Exercise goal:
Would you please give all the lines below again, exactly as they stand?

(Element data from apps and pages)
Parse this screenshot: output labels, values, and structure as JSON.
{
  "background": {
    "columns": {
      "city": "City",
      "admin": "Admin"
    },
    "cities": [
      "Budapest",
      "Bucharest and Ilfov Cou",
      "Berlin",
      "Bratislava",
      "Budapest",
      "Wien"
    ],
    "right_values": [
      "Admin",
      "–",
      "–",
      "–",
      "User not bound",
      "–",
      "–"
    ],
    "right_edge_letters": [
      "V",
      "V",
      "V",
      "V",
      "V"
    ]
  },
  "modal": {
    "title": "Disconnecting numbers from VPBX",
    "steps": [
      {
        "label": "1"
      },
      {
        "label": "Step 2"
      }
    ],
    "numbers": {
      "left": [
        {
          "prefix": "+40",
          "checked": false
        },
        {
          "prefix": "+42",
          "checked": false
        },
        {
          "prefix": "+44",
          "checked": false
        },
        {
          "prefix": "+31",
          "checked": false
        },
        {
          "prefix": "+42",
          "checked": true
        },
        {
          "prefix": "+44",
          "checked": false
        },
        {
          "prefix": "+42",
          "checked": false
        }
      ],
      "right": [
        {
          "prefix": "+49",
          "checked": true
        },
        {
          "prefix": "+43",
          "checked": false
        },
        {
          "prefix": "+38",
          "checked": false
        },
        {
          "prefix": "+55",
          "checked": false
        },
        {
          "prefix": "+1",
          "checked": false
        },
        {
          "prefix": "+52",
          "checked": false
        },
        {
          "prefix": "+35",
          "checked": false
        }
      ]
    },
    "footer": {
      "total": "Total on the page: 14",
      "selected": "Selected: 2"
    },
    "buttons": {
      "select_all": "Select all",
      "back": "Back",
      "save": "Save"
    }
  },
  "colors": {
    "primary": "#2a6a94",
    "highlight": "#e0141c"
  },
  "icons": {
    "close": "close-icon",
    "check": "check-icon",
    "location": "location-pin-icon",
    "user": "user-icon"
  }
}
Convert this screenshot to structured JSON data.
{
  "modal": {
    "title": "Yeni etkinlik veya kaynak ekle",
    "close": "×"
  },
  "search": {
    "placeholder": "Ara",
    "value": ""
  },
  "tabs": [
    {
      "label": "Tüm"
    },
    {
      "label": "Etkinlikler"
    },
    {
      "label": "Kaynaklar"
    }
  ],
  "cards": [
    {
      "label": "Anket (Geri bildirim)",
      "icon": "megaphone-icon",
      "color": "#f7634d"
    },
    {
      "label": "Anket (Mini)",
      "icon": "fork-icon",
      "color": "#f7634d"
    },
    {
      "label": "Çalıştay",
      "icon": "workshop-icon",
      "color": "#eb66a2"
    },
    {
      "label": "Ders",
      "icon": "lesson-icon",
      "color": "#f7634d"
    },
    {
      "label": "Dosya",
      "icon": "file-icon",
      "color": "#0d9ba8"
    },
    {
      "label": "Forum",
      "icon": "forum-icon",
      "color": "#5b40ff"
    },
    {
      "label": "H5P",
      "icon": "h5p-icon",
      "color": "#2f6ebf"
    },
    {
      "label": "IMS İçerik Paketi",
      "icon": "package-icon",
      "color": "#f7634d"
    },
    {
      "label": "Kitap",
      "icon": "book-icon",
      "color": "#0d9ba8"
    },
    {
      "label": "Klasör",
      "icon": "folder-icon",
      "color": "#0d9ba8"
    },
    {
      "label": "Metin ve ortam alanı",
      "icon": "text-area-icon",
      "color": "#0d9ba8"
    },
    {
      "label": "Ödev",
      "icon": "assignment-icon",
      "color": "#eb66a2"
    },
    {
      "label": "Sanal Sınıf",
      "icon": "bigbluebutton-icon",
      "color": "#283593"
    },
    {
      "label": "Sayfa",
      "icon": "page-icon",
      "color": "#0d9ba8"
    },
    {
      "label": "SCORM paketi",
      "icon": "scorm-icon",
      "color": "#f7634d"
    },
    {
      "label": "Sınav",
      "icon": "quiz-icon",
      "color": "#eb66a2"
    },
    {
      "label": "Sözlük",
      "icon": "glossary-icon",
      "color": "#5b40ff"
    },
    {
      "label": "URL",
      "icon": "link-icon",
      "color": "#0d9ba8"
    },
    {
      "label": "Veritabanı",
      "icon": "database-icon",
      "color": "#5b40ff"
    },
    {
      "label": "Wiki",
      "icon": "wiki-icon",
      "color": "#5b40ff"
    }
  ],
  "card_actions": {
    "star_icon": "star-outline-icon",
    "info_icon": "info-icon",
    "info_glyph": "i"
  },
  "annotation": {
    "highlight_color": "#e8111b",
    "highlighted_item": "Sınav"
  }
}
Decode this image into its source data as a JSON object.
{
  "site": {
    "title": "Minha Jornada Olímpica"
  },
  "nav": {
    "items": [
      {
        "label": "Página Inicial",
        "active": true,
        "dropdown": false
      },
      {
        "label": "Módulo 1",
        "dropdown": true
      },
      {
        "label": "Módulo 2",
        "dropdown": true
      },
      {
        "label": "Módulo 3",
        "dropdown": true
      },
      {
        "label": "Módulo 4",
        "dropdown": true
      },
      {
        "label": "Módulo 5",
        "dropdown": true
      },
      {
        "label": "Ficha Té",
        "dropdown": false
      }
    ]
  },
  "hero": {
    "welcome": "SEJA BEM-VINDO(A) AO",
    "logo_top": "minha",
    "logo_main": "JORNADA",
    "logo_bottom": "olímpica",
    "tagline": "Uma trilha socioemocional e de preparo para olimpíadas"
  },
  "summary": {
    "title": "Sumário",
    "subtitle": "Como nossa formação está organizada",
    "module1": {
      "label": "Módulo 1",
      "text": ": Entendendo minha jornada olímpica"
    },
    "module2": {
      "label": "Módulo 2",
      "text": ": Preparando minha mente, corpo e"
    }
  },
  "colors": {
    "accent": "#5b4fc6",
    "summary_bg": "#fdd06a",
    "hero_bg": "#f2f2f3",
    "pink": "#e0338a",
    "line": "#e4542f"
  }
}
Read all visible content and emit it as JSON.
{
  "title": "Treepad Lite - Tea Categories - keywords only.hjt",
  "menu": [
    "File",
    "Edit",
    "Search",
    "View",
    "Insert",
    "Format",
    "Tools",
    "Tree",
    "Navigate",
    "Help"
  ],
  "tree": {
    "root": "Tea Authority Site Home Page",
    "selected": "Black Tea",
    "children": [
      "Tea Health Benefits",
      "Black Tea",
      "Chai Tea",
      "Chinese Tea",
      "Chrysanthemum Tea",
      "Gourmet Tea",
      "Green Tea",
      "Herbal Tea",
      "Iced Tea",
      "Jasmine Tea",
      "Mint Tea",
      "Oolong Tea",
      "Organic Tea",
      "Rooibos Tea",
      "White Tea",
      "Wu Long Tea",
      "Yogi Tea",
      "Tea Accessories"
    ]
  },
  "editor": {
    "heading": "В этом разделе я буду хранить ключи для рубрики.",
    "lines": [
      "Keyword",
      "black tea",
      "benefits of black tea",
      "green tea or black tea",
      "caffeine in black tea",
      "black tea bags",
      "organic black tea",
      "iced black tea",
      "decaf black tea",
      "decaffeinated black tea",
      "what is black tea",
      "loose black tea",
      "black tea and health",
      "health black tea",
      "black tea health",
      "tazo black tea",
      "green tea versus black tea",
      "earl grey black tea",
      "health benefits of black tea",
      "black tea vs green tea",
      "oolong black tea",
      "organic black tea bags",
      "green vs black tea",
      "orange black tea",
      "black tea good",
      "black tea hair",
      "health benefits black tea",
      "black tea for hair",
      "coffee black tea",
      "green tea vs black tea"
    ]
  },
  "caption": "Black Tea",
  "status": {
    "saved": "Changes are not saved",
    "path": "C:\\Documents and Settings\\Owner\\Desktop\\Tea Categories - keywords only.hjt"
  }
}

Reply to the exercise:
Parse this screenshot: output labels, values, and structure as JSON.
{
  "background": {
    "columns": {
      "city": "City",
      "admin": "Admin"
    },
    "cities": [
      "Budapest",
      "Bucharest and Ilfov Cou",
      "Berlin",
      "Bratislava",
      "Budapest",
      "Wien"
    ],
    "right_values": [
      "Admin",
      "–",
      "–",
      "–",
      "User not bound",
      "–",
      "–"
    ],
    "right_edge_letters": [
      "V",
      "V",
      "V",
      "V",
      "V"
    ]
  },
  "modal": {
    "title": "Disconnecting numbers from VPBX",
    "steps": [
      {
        "label": "1"
      },
      {
        "label": "Step 2"
      }
    ],
    "numbers": {
      "left": [
        {
          "prefix": "+40",
          "checked": false
        },
        {
          "prefix": "+42",
          "checked": false
        },
        {
          "prefix": "+44",
          "checked": false
        },
        {
          "prefix": "+31",
          "checked": false
        },
        {
          "prefix": "+42",
          "checked": true
        },
        {
          "prefix": "+44",
          "checked": false
        },
        {
          "prefix": "+42",
          "checked": false
        }
      ],
      "right": [
        {
          "prefix": "+49",
          "checked": true
        },
        {
          "prefix": "+43",
          "checked": false
        },
        {
          "prefix": "+38",
          "checked": false
        },
        {
          "prefix": "+55",
          "checked": false
        },
        {
          "prefix": "+1",
          "checked": false
        },
        {
          "prefix": "+52",
          "checked": false
        },
        {
          "prefix": "+35",
          "checked": false
        }
      ]
    },
    "footer": {
      "total": "Total on the page: 14",
      "selected": "Selected: 2"
    },
    "buttons": {
      "select_all": "Select all",
      "back": "Back",
      "save": "Save"
    }
  },
  "colors": {
    "primary": "#2a6a94",
    "highlight": "#e0141c"
  },
  "icons": {
    "close": "close-icon",
    "check": "check-icon",
    "location": "location-pin-icon",
    "user": "user-icon"
  }
}
Convert this screenshot to structured JSON data.
{
  "modal": {
    "title": "Yeni etkinlik veya kaynak ekle",
    "close": "×"
  },
  "search": {
    "placeholder": "Ara",
    "value": ""
  },
  "tabs": [
    {
      "label": "Tüm"
    },
    {
      "label": "Etkinlikler"
    },
    {
      "label": "Kaynaklar"
    }
  ],
  "cards": [
    {
      "label": "Anket (Geri bildirim)",
      "icon": "megaphone-icon",
      "color": "#f7634d"
    },
    {
      "label": "Anket (Mini)",
      "icon": "fork-icon",
      "color": "#f7634d"
    },
    {
      "label": "Çalıştay",
      "icon": "workshop-icon",
      "color": "#eb66a2"
    },
    {
      "label": "Ders",
      "icon": "lesson-icon",
      "color": "#f7634d"
    },
    {
      "label": "Dosya",
      "icon": "file-icon",
      "color": "#0d9ba8"
    },
    {
      "label": "Forum",
      "icon": "forum-icon",
      "color": "#5b40ff"
    },
    {
      "label": "H5P",
      "icon": "h5p-icon",
      "color": "#2f6ebf"
    },
    {
      "label": "IMS İçerik Paketi",
      "icon": "package-icon",
      "color": "#f7634d"
    },
    {
      "label": "Kitap",
      "icon": "book-icon",
      "color": "#0d9ba8"
    },
    {
      "label": "Klasör",
      "icon": "folder-icon",
      "color": "#0d9ba8"
    },
    {
      "label": "Metin ve ortam alanı",
      "icon": "text-area-icon",
      "color": "#0d9ba8"
    },
    {
      "label": "Ödev",
      "icon": "assignment-icon",
      "color": "#eb66a2"
    },
    {
      "label": "Sanal Sınıf",
      "icon": "bigbluebutton-icon",
      "color": "#283593"
    },
    {
      "label": "Sayfa",
      "icon": "page-icon",
      "color": "#0d9ba8"
    },
    {
      "label": "SCORM paketi",
      "icon": "scorm-icon",
      "color": "#f7634d"
    },
    {
      "label": "Sınav",
      "icon": "quiz-icon",
      "color": "#eb66a2"
    },
    {
      "label": "Sözlük",
      "icon": "glossary-icon",
      "color": "#5b40ff"
    },
    {
      "label": "URL",
      "icon": "link-icon",
      "color": "#0d9ba8"
    },
    {
      "label": "Veritabanı",
      "icon": "database-icon",
      "color": "#5b40ff"
    },
    {
      "label": "Wiki",
      "icon": "wiki-icon",
      "color": "#5b40ff"
    }
  ],
  "card_actions": {
    "star_icon": "star-outline-icon",
    "info_icon": "info-icon",
    "info_glyph": "i"
  },
  "annotation": {
    "highlight_color": "#e8111b",
    "highlighted_item": "Sınav"
  }
}
Decode this image into its source data as a JSON object.
{
  "site": {
    "title": "Minha Jornada Olímpica"
  },
  "nav": {
    "items": [
      {
        "label": "Página Inicial",
        "active": true,
        "dropdown": false
      },
      {
        "label": "Módulo 1",
        "dropdown": true
      },
      {
        "label": "Módulo 2",
        "dropdown": true
      },
      {
        "label": "Módulo 3",
        "dropdown": true
      },
      {
        "label": "Módulo 4",
        "dropdown": true
      },
      {
        "label": "Módulo 5",
        "dropdown": true
      },
      {
        "label": "Ficha Té",
        "dropdown": false
      }
    ]
  },
  "hero": {
    "welcome": "SEJA BEM-VINDO(A) AO",
    "logo_top": "minha",
    "logo_main": "JORNADA",
    "logo_bottom": "olímpica",
    "tagline": "Uma trilha socioemocional e de preparo para olimpíadas"
  },
  "summary": {
    "title": "Sumário",
    "subtitle": "Como nossa formação está organizada",
    "module1": {
      "label": "Módulo 1",
      "text": ": Entendendo minha jornada olímpica"
    },
    "module2": {
      "label": "Módulo 2",
      "text": ": Preparando minha mente, corpo e"
    }
  },
  "colors": {
    "accent": "#5b4fc6",
    "summary_bg": "#fdd06a",
    "hero_bg": "#f2f2f3",
    "pink": "#e0338a",
    "line": "#e4542f"
  }
}
Read all visible content and emit it as JSON.
{
  "title": "Treepad Lite - Tea Categories - keywords only.hjt",
  "menu": [
    "File",
    "Edit",
    "Search",
    "View",
    "Insert",
    "Format",
    "Tools",
    "Tree",
    "Navigate",
    "Help"
  ],
  "tree": {
    "root": "Tea Authority Site Home Page",
    "selected": "Black Tea",
    "children": [
      "Tea Health Benefits",
      "Black Tea",
      "Chai Tea",
      "Chinese Tea",
      "Chrysanthemum Tea",
      "Gourmet Tea",
      "Green Tea",
      "Herbal Tea",
      "Iced Tea",
      "Jasmine Tea",
      "Mint Tea",
      "Oolong Tea",
      "Organic Tea",
      "Rooibos Tea",
      "White Tea",
      "Wu Long Tea",
      "Yogi Tea",
      "Tea Accessories"
    ]
  },
  "editor": {
    "heading": "В этом разделе я буду хранить ключи для рубрики.",
    "lines": [
      "Keyword",
      "black tea",
      "benefits of black tea",
      "green tea or black tea",
      "caffeine in black tea",
      "black tea bags",
      "organic black tea",
      "iced black tea",
      "decaf black tea",
      "decaffeinated black tea",
      "what is black tea",
      "loose black tea",
      "black tea and health",
      "health black tea",
      "black tea health",
      "tazo black tea",
      "green tea versus black tea",
      "earl grey black tea",
      "health benefits of black tea",
      "black tea vs green tea",
      "oolong black tea",
      "organic black tea bags",
      "green vs black tea",
      "orange black tea",
      "black tea good",
      "black tea hair",
      "health benefits black tea",
      "black tea for hair",
      "coffee black tea",
      "green tea vs black tea"
    ]
  },
  "caption": "Black Tea",
  "status": {
    "saved": "Changes are not saved",
    "path": "C:\\Documents and Settings\\Owner\\Desktop\\Tea Categories - keywords only.hjt"
  }
}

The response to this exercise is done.